I must start out by saying that I am neither a film student nor a film critic, I do enjoy films though (that counts, right?). I recently attended the premier of the film When the Ice Goes Out at Ryerson’s School of Image Arts. This is a film by Jeremy Leach and Wendy Snyder MacNeil, both accomplished artists in their fields in the United States. Leach is a freelance filmmaker and a directory of photography and has worked on several award winning television programs and documentaries. Leach is also the founder of the production company Lost City Pictures which produced this film and several other independent films and educational media. MacNeil began her career as a photographer before switching to film-making for which she has been recognized by the Academy of Motion Picture Arts and Sciences. MacNeil’s photos and films are also currently showing until April 10 as The Light Inside exhibition at the Ryerson Image Centre in association with When the Ice Goes Out. The film stars Gore Abrams as the main character Jakob and Jazimina MacNeil as his childhood friend Cedar. Now to the film itself.
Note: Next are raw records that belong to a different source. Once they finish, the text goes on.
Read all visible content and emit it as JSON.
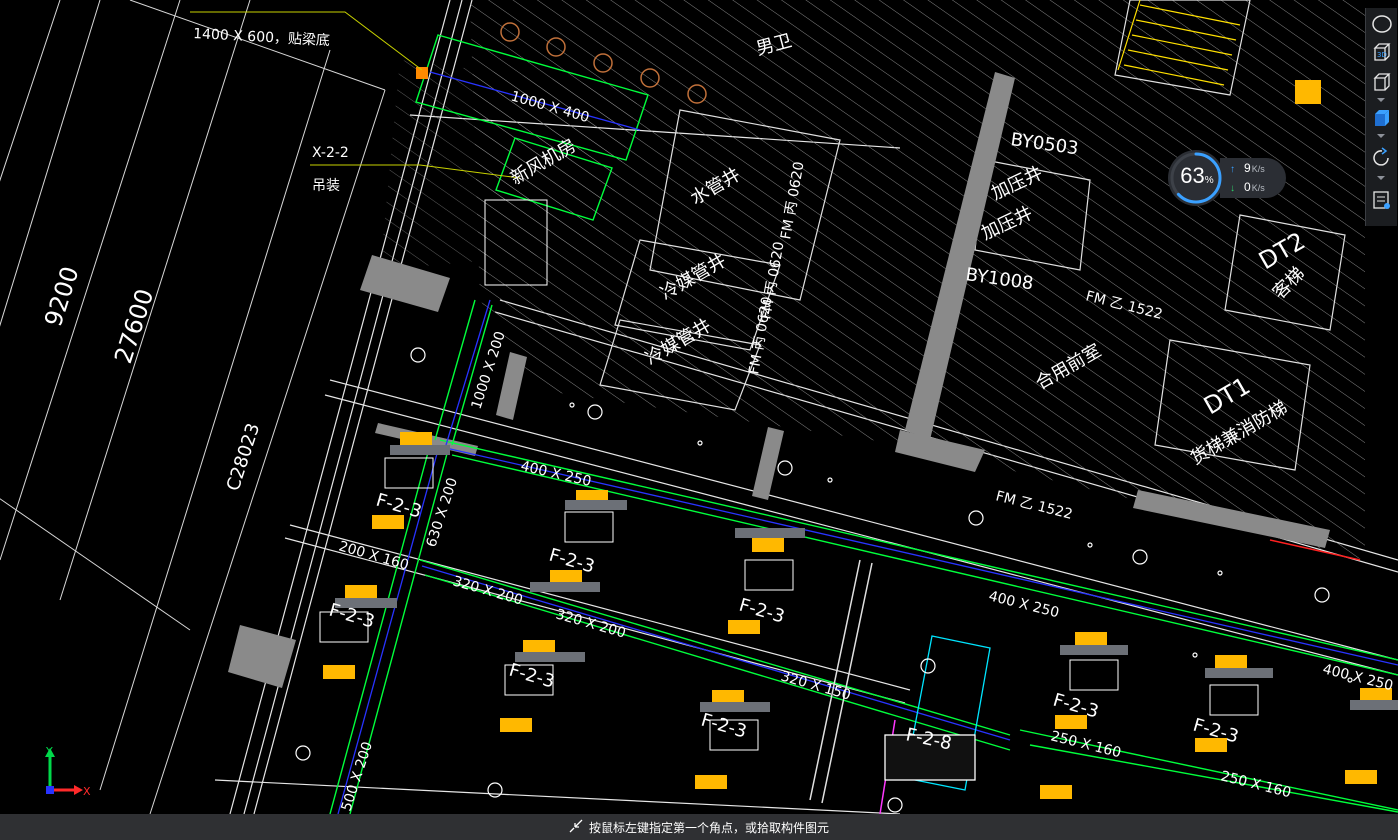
{
  "drawing": {
    "dims": {
      "left_major": "9200",
      "left_total": "27600",
      "column": "C28023"
    },
    "notes": {
      "top_label": "1400 X 600，贴梁底",
      "x22": "X-2-2",
      "hanger": "吊装"
    },
    "ducts": [
      "1000 X 400",
      "1000 X 200",
      "400 X 250",
      "630 X 200",
      "200 X 160",
      "320 X 200",
      "320 X 200",
      "320 X 150",
      "400 X 250",
      "400 X 250",
      "250 X 160",
      "250 X 160",
      "500 X 200"
    ],
    "rooms": {
      "fresh_air": "新风机房",
      "water_shaft": "水管井",
      "cold_shaft_1": "冷媒管井",
      "cold_shaft_2": "冷媒管井",
      "toilet": "男卫",
      "pressure_1": "加压井",
      "pressure_2": "加压井",
      "shared_lobby": "合用前室",
      "passenger_lift": "客梯",
      "freight_lift": "货梯兼消防梯",
      "dt1": "DT1",
      "dt2": "DT2",
      "by0503": "BY0503",
      "by1008": "BY1008",
      "fm1": "FM 乙 1522",
      "fm2": "FM 乙 1522",
      "fm3": "FM 丙 0620",
      "fm4": "FM 丙 0620",
      "fm5": "FM 丙 0620"
    },
    "fancoil_tags": [
      "F-2-3",
      "F-2-3",
      "F-2-3",
      "F-2-3",
      "F-2-3",
      "F-2-3",
      "F-2-3",
      "F-2-3",
      "F-2-8"
    ]
  },
  "toolbar": {
    "buttons": [
      "view-cube-icon",
      "3d-view-icon",
      "box-view-icon",
      "box-view-filled-icon",
      "rotate-icon",
      "properties-icon"
    ]
  },
  "network": {
    "percent": "63",
    "percent_unit": "%",
    "upload": "9",
    "upload_unit": "K/s",
    "download": "0",
    "download_unit": "K/s"
  },
  "axis": {
    "x": "X",
    "y": "Y"
  },
  "status": {
    "message": "按鼠标左键指定第一个角点，或拾取构件图元"
  },
  "colors": {
    "bg": "#000000",
    "duct": "#00ff3c",
    "pipe": "#2833ff",
    "wall": "#ffffff",
    "hatch": "#c7c7c7",
    "equipment": "#ffb800",
    "accent_cyan": "#00e5ff",
    "toolbar_blue": "#3aa0ff",
    "status_bg": "#2f3033"
  }
}
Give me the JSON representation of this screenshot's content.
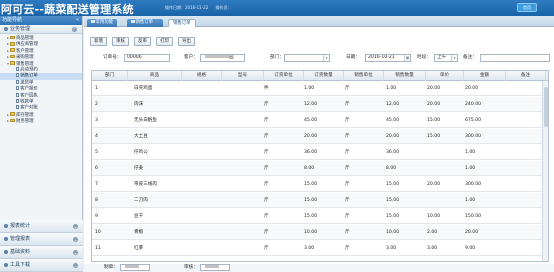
{
  "app": {
    "title": "阿可云--蔬菜配送管理系统",
    "meta": [
      "操作日期：2016-11-22",
      "操作员：",
      "IP：",
      "角色："
    ],
    "home_button": "首页"
  },
  "sidebar": {
    "header": "功能导航",
    "collapse_glyph": "«",
    "sections_top": [
      {
        "label": "业务管理",
        "glyph": "⌃"
      }
    ],
    "tree": [
      {
        "label": "商品管理",
        "level": 1,
        "kind": "folder",
        "toggle": "▸"
      },
      {
        "label": "供应商管理",
        "level": 1,
        "kind": "folder",
        "toggle": "▸"
      },
      {
        "label": "客户管理",
        "level": 1,
        "kind": "folder",
        "toggle": "▸"
      },
      {
        "label": "采购管理",
        "level": 1,
        "kind": "folder",
        "toggle": "▸"
      },
      {
        "label": "销售管理",
        "level": 1,
        "kind": "folder",
        "toggle": "▾"
      },
      {
        "label": "启动预约",
        "level": 2,
        "kind": "doc",
        "toggle": ""
      },
      {
        "label": "销售订单",
        "level": 2,
        "kind": "doc",
        "toggle": "",
        "selected": true
      },
      {
        "label": "送货单",
        "level": 2,
        "kind": "doc",
        "toggle": ""
      },
      {
        "label": "客户报价",
        "level": 2,
        "kind": "doc",
        "toggle": ""
      },
      {
        "label": "客户回执",
        "level": 2,
        "kind": "doc",
        "toggle": ""
      },
      {
        "label": "收款单",
        "level": 2,
        "kind": "doc",
        "toggle": ""
      },
      {
        "label": "客户对账",
        "level": 2,
        "kind": "doc",
        "toggle": ""
      },
      {
        "label": "库存管理",
        "level": 1,
        "kind": "folder",
        "toggle": "▸"
      },
      {
        "label": "财务管理",
        "level": 1,
        "kind": "folder",
        "toggle": "▸"
      }
    ],
    "sections_bottom": [
      {
        "label": "报表统计",
        "glyph": "⌄"
      },
      {
        "label": "管理报表",
        "glyph": "⌄"
      },
      {
        "label": "基础资料",
        "glyph": "⌄"
      },
      {
        "label": "工具下载",
        "glyph": "⌄"
      }
    ]
  },
  "tabs": [
    {
      "label": "常用功能",
      "closable": false,
      "active": false
    },
    {
      "label": "销售订单",
      "closable": true,
      "active": false
    },
    {
      "label": "销售订单",
      "closable": false,
      "active": true
    }
  ],
  "toolbar": [
    "新增",
    "审核",
    "反审",
    "打印",
    "导出"
  ],
  "form": {
    "order_no_label": "订单号：",
    "order_no_value": "00006",
    "customer_label": "客户：",
    "customer_suffix": "园",
    "dept_label": "部门：",
    "date_label": "日期：",
    "date_value": "2016-10-21",
    "period_label": "时段：",
    "period_value": "上午",
    "remark_label": "备注："
  },
  "grid": {
    "columns": [
      "部门",
      "商品",
      "规格",
      "型号",
      "订货单位",
      "订货数量",
      "销售单位",
      "销售数量",
      "单价",
      "金额",
      "备注"
    ],
    "rows": [
      {
        "no": "1",
        "item": "白壳鸡蛋",
        "unit": "件",
        "qty": "1.00",
        "sunit": "斤",
        "sqty": "1.00",
        "price": "20.00",
        "amount": "20.00"
      },
      {
        "no": "2",
        "item": "肉沫",
        "unit": "斤",
        "qty": "12.00",
        "sunit": "斤",
        "sqty": "12.00",
        "price": "20.00",
        "amount": "240.00"
      },
      {
        "no": "3",
        "item": "无头白鲢鱼",
        "unit": "斤",
        "qty": "45.00",
        "sunit": "斤",
        "sqty": "45.00",
        "price": "15.00",
        "amount": "675.00"
      },
      {
        "no": "4",
        "item": "大土豆",
        "unit": "斤",
        "qty": "20.00",
        "sunit": "斤",
        "sqty": "20.00",
        "price": "15.00",
        "amount": "300.00"
      },
      {
        "no": "5",
        "item": "仔鸡公",
        "unit": "斤",
        "qty": "36.00",
        "sunit": "斤",
        "sqty": "36.00",
        "price": "",
        "amount": "1.00"
      },
      {
        "no": "6",
        "item": "仔姜",
        "unit": "斤",
        "qty": "8.00",
        "sunit": "斤",
        "sqty": "8.00",
        "price": "",
        "amount": "1.00"
      },
      {
        "no": "7",
        "item": "带皮三线肉",
        "unit": "斤",
        "qty": "15.00",
        "sunit": "斤",
        "sqty": "15.00",
        "price": "20.00",
        "amount": "300.00"
      },
      {
        "no": "8",
        "item": "二刀肉",
        "unit": "斤",
        "qty": "15.00",
        "sunit": "斤",
        "sqty": "15.00",
        "price": "",
        "amount": "1.00"
      },
      {
        "no": "9",
        "item": "豆干",
        "unit": "斤",
        "qty": "15.00",
        "sunit": "斤",
        "sqty": "15.00",
        "price": "10.00",
        "amount": "150.00"
      },
      {
        "no": "10",
        "item": "青椒",
        "unit": "斤",
        "qty": "10.00",
        "sunit": "斤",
        "sqty": "10.00",
        "price": "2.00",
        "amount": "20.00"
      },
      {
        "no": "11",
        "item": "红萝",
        "unit": "斤",
        "qty": "3.00",
        "sunit": "斤",
        "sqty": "3.00",
        "price": "3.00",
        "amount": "9.00"
      }
    ]
  },
  "footer": {
    "maker_label": "制单：",
    "auditor_label": "审核："
  }
}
The premise of the film is of a young man’s journey alone back to his childhood imaginary sanctuary. His life has fallen away, he has no apparent relationships or interests, and all that remains is a desire for what he had as a child. We know nothing of Jeremy’s world, we know that he and Cedar live in the same rooming house and that she refuses to see him so he must watch her from a far and live with the pain of a life in alienation. The film documents Jakob’s trip back to where he came from and his search for a world that never existed. Jeremy must travel through harsh nature and face his ghosts to make it back to where he, at one time, was happy. There is no dialogue so the film relies on natural sounds and imagery to tell the story and move the plot, this is also where the name comes from. The thawing of ice makes a deep rumbling and crackling sound which permeates the film. Now what did I think?
I am not a lover of independent films or much of a viewer I must admit. However, as part of an initiative to include more arts and culture into my diet I chose to go to this film screening. Unfortunately, I cannot say that this film piqued my interest in independent films, in fact it may have killed it. I enjoy the use of symbolism and imagery to tell parts of a story but it is very difficult to sit through 80 minutes of dry and slow filming with no dialogue and no idea of any story. I felt the viewer was kept out of the story, kept out of Jakob’s life. We are not allowed to enter Jakob’s journey, we are only allowed to view it from a far. We have no idea where he is going, what he is thinking, what he is doing, or why he is doing it. This leaves us not knowing what to feel because we don’t know Jakob or understand his actions, he is not relatable; I felt nothing but pity for Jakob, perhaps that’s all I was supposed to feel. The film was stripped bare so we are left with sound and imagery and no real story, merely a peak into something that cannot be made sense of until the artist explains it. Leach stated that originally there was a lot of dialogue and a story was developed but it was taken out on purpose. Leach did not give much of an explanation as to why but I feel that perhaps this was done to reinforce the loneliness and isolation of Jakob, he’s even alienated by us. This is an issue I have with the film, why I am left to explain and create the story? This film was a collection of symbols that were strung together with no connectors but a vague framework that was so flimsy it could be knocked over with a feather. This film could have been about anything, we only know it was about a journey to return to childhood because we are told so by the director. The film cannot stand on its own, it needs the support of its creators to give it life and a reason for existence, to make sense of it.
I cannot say for sure why this film was created or what it was intended to do, it is also not my place to answer those questions. Perhaps there is no reason for the film. Art doesn’t need a reason to exist. I can say that it left me confused, disappointed, and wanting. I can also say the only entertainment I derived from watching this film was trying to figure out what was happening and why, which can be pretty fun when you are trapped in the dark both actually and figuratively. If I was forced to watch this film again I would probably fall asleep like the man down the aisle did and jump out of my seat and out the door during the credits as another viewer did. However, I won’t let this film stop me from seeing the Light Inside exhibit as MacNeil’s photographic talents and prowess are put to fantastic use in this film.